In the following section we are going to go more in-depth about carbon dating in order to help you get a better understanding of how it works.
Ever wonder how scientists concluded the age of the earth to be about 4.6 billion years old or how geologists determined the ages of caverns, rocks, volcanoes and the Himalayas? Well, scientists are able to answer all of these wondrous questions and more by use of a process called radiometric or radioactive dating.
Radioactive dating enables geologists to record the history of the earth and its events, such as the dinosaur era, within what they call the geologic time scale.
Carbon, uranium and potassium are just a few examples of elements used in radioactive dating.
Each element is made up of atoms, and within each atom is a central particle called a nucleus.
Since Nitrogen gas makes up about 78 percent of the Earth's air, by volume, a considerable amount of Carbon-14 is produced.
For example, a geologist may examine a cutting where the rocks appear as shown in Figure 1.
Here he can see that some curved sedimentary rocks have been cut vertically by a sheet of volcanic rock called a dyke.
Radioactive dating uses the ratios of isotopes and their specific decay products to determine the ages of rocks, fossils and other substances.
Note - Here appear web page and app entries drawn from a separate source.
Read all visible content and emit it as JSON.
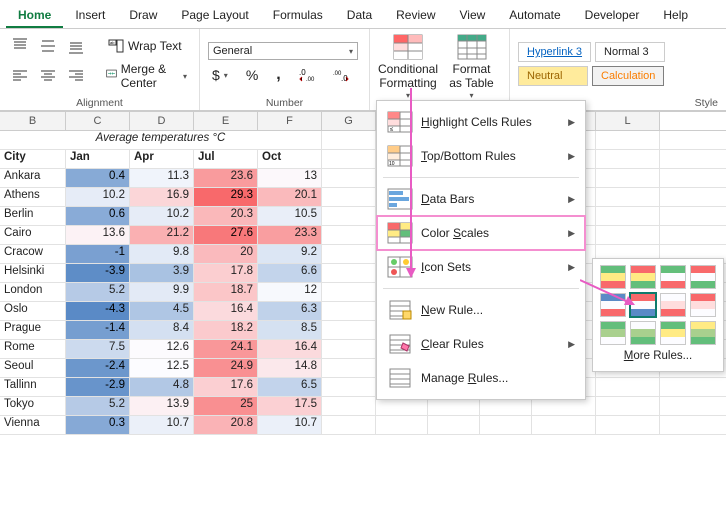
{
  "tabs": [
    "Home",
    "Insert",
    "Draw",
    "Page Layout",
    "Formulas",
    "Data",
    "Review",
    "View",
    "Automate",
    "Developer",
    "Help"
  ],
  "active_tab": 0,
  "ribbon": {
    "wrap": "Wrap Text",
    "merge": "Merge & Center",
    "group_align": "Alignment",
    "numfmt": "General",
    "group_number": "Number",
    "cond_fmt": "Conditional Formatting",
    "fmt_table": "Format as Table",
    "style_hyperlink": "Hyperlink 3",
    "style_normal": "Normal 3",
    "style_neutral": "Neutral",
    "style_calc": "Calculation",
    "group_style": "Style"
  },
  "cf_menu": {
    "hcr": "Highlight Cells Rules",
    "tbr": "Top/Bottom Rules",
    "db": "Data Bars",
    "cs": "Color Scales",
    "is": "Icon Sets",
    "new": "New Rule...",
    "clear": "Clear Rules",
    "manage": "Manage Rules..."
  },
  "cs_more": "More Rules...",
  "sheet": {
    "title": "Average temperatures °C",
    "city_hdr": "City",
    "months": [
      "Jan",
      "Apr",
      "Jul",
      "Oct"
    ],
    "rows": [
      {
        "city": "Ankara",
        "v": [
          0.4,
          11.3,
          23.6,
          13
        ]
      },
      {
        "city": "Athens",
        "v": [
          10.2,
          16.9,
          29.3,
          20.1
        ]
      },
      {
        "city": "Berlin",
        "v": [
          0.6,
          10.2,
          20.3,
          10.5
        ]
      },
      {
        "city": "Cairo",
        "v": [
          13.6,
          21.2,
          27.6,
          23.3
        ]
      },
      {
        "city": "Cracow",
        "v": [
          -1,
          9.8,
          20,
          9.2
        ]
      },
      {
        "city": "Helsinki",
        "v": [
          -3.9,
          3.9,
          17.8,
          6.6
        ]
      },
      {
        "city": "London",
        "v": [
          5.2,
          9.9,
          18.7,
          12
        ]
      },
      {
        "city": "Oslo",
        "v": [
          -4.3,
          4.5,
          16.4,
          6.3
        ]
      },
      {
        "city": "Prague",
        "v": [
          -1.4,
          8.4,
          18.2,
          8.5
        ]
      },
      {
        "city": "Rome",
        "v": [
          7.5,
          12.6,
          24.1,
          16.4
        ]
      },
      {
        "city": "Seoul",
        "v": [
          -2.4,
          12.5,
          24.9,
          14.8
        ]
      },
      {
        "city": "Tallinn",
        "v": [
          -2.9,
          4.8,
          17.6,
          6.5
        ]
      },
      {
        "city": "Tokyo",
        "v": [
          5.2,
          13.9,
          25,
          17.5
        ]
      },
      {
        "city": "Vienna",
        "v": [
          0.3,
          10.7,
          20.8,
          10.7
        ]
      }
    ]
  },
  "chart_data": {
    "type": "table",
    "title": "Average temperatures °C",
    "columns": [
      "City",
      "Jan",
      "Apr",
      "Jul",
      "Oct"
    ],
    "data": [
      [
        "Ankara",
        0.4,
        11.3,
        23.6,
        13
      ],
      [
        "Athens",
        10.2,
        16.9,
        29.3,
        20.1
      ],
      [
        "Berlin",
        0.6,
        10.2,
        20.3,
        10.5
      ],
      [
        "Cairo",
        13.6,
        21.2,
        27.6,
        23.3
      ],
      [
        "Cracow",
        -1,
        9.8,
        20,
        9.2
      ],
      [
        "Helsinki",
        -3.9,
        3.9,
        17.8,
        6.6
      ],
      [
        "London",
        5.2,
        9.9,
        18.7,
        12
      ],
      [
        "Oslo",
        -4.3,
        4.5,
        16.4,
        6.3
      ],
      [
        "Prague",
        -1.4,
        8.4,
        18.2,
        8.5
      ],
      [
        "Rome",
        7.5,
        12.6,
        24.1,
        16.4
      ],
      [
        "Seoul",
        -2.4,
        12.5,
        24.9,
        14.8
      ],
      [
        "Tallinn",
        -2.9,
        4.8,
        17.6,
        6.5
      ],
      [
        "Tokyo",
        5.2,
        13.9,
        25,
        17.5
      ],
      [
        "Vienna",
        0.3,
        10.7,
        20.8,
        10.7
      ]
    ],
    "color_scale": {
      "min": -4.3,
      "max": 29.3,
      "low_color": "#5a8ac6",
      "mid_color": "#fcfcff",
      "high_color": "#f8696b"
    }
  }
}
Elements occur naturally in the earth, and they can tell us a lot about our Earth's past.